You can’t get educated just by warming a seat. So help me, I once had a “student” in one of my French classes who never did anything but come to class. He was pleasant and well-behaved, but he would not participate in class exercises and most certainly would not do the daily homework assignments. Naturally he failed the quizzes and tests. Except for a perfect attendance record, he had a grade average of near zero. Towards the end of the semester when I suggested that he start thinking about what course he could find to replace French in his schedule, he protested indignantly:
“But I need both semesters to get my foreign language credit!”
Somewhere this student had acquired the idea that mere attendance deserves a passing grade.Teachers at every grade level need to examine their grading practices.
A particular letter grade–even a D–should reflect a specific level of mastery.
Teachers should not play Russian roulette with test averages or give credit for the fact that a student stayed in his seat.
A grade of D should reflect a mastery of specific minimum requirements for the course.
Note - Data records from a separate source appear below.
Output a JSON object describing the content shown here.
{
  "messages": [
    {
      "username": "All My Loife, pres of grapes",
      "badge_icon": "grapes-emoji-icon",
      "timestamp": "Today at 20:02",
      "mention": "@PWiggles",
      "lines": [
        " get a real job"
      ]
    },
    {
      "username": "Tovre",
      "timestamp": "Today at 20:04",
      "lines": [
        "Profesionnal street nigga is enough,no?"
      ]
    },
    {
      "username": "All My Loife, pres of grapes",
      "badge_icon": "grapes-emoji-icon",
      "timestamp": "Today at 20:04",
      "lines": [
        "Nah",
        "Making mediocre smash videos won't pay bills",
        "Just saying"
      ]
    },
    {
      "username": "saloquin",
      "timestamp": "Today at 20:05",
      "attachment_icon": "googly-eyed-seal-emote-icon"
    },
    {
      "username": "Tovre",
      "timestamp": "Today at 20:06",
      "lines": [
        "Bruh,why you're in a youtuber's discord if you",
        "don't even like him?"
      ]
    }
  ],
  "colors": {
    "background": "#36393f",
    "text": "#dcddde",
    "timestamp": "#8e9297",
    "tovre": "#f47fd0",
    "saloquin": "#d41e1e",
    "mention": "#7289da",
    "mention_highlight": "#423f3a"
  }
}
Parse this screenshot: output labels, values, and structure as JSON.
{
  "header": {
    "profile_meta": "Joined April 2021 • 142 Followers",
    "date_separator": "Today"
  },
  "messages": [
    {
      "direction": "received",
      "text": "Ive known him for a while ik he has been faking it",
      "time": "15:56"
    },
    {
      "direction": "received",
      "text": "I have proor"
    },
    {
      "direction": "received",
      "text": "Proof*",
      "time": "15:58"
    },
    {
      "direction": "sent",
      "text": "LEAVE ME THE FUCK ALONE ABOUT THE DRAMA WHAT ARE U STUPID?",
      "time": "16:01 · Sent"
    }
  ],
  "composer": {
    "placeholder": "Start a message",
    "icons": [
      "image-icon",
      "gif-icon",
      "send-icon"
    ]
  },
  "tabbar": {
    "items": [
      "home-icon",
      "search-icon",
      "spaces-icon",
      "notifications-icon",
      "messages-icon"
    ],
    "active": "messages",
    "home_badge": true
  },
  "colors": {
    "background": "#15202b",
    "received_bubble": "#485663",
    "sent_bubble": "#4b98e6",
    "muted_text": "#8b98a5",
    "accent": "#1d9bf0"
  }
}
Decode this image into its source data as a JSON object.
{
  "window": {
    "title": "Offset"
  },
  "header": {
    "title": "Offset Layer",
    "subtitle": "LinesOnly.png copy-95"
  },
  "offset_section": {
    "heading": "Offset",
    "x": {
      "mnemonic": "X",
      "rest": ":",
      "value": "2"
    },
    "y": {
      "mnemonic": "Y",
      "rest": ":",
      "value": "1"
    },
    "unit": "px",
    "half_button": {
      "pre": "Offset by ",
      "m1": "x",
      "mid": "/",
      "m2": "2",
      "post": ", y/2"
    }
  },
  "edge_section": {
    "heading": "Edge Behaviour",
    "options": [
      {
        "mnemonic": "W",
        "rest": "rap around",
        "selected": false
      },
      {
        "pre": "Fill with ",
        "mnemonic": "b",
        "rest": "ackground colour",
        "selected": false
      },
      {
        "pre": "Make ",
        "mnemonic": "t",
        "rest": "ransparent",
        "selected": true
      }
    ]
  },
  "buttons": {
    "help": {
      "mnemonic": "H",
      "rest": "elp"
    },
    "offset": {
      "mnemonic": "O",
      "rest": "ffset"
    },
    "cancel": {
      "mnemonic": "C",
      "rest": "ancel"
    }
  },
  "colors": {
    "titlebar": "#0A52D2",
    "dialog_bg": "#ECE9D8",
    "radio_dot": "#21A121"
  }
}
By all means, let attendance count for something, but not for more than 10% of the final grade.Too many school authorities lower standards to permit “students” to play ball and even graduate with a D average. Since this is the case, a D average needs to indicate that the student has a minimum grasp of the skills and information that has been presented to him in his courses.